Look at the 2014 Kansas City Royals, who squeaked into the AL Wild Card playoff by 1.0 game over the Seattle Mariners and faced the Oakland Athletics. Oakland had loaded up at the deadline, it was their season for a push, and they led the Royals 8-5 entering the eighth inning. KC stormed back, forced extra innings, won the game and marched to the doorstep of a World Series title.
I expect the more conservative side of this conversation to point out that beggars cannot be choosers, as well. It’s been this long in Toronto, and a mere appearance is a great step forward for baseball in this country. That’s where I will disagree. It’s OK to be greedy with success. The Blue Jays have made themselves relevant over the past two weeks like we have not seen in many years, bumping their weekly American TV coverage up from 12 seconds to one whole minute. It’s time to make noise, not just show up.
Winning one playoff series would solidify the Blue Jays once again in the broader picture of Major League Baseball. Perhaps it would also help to attract free agents to the organization, or tempt David Price to re-sign, although that’s well down the road. The series win would not leave me entirely satisfied, but it would allow me to enter the offseason without feeling the year had been wasted. Besides, I’ll put my dollar on this roster against any team in the ALCS.

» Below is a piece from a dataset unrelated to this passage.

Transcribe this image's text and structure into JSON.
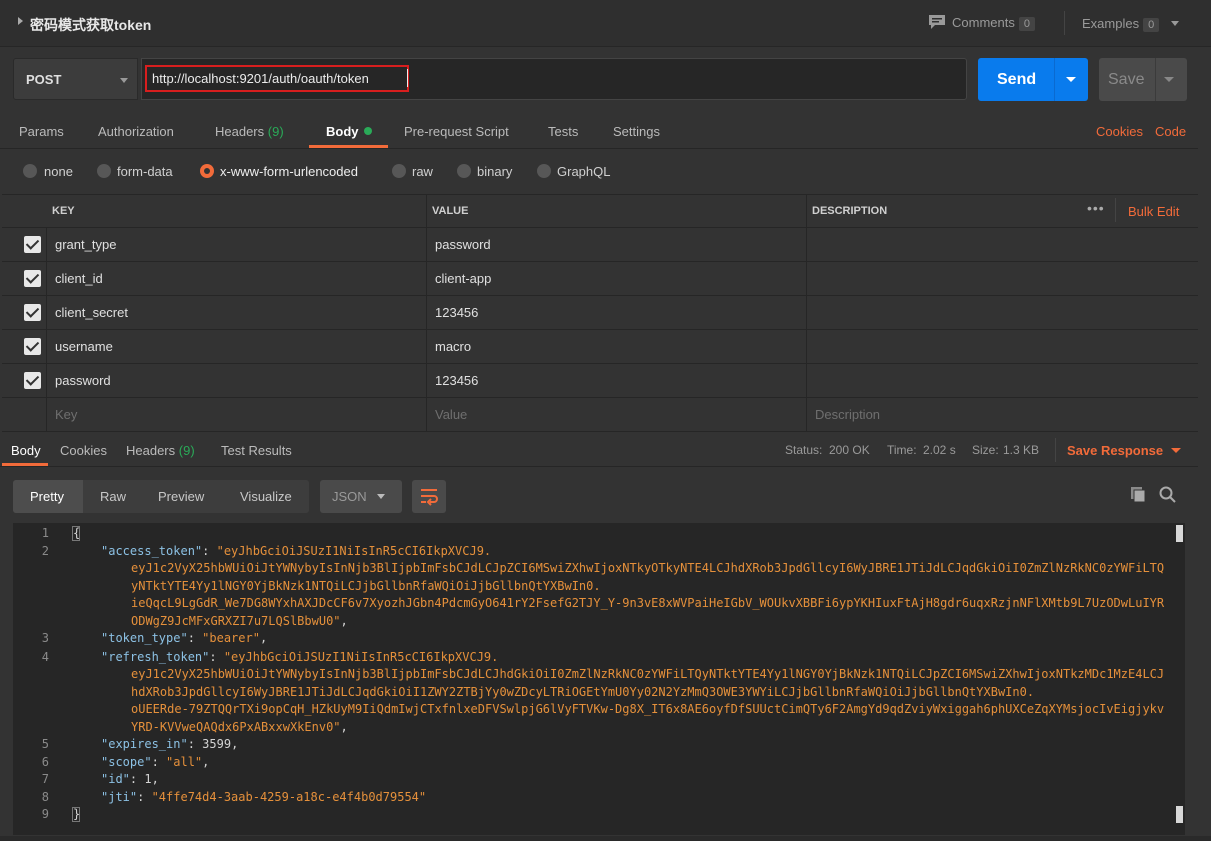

Setting the bar for success at a level below “World Series or bust” does not make me, or you, any less of a fan. We’re all hoping for something here, so get involved in the conversation below in our comment section and tell us what your definition of success will be over the next three months.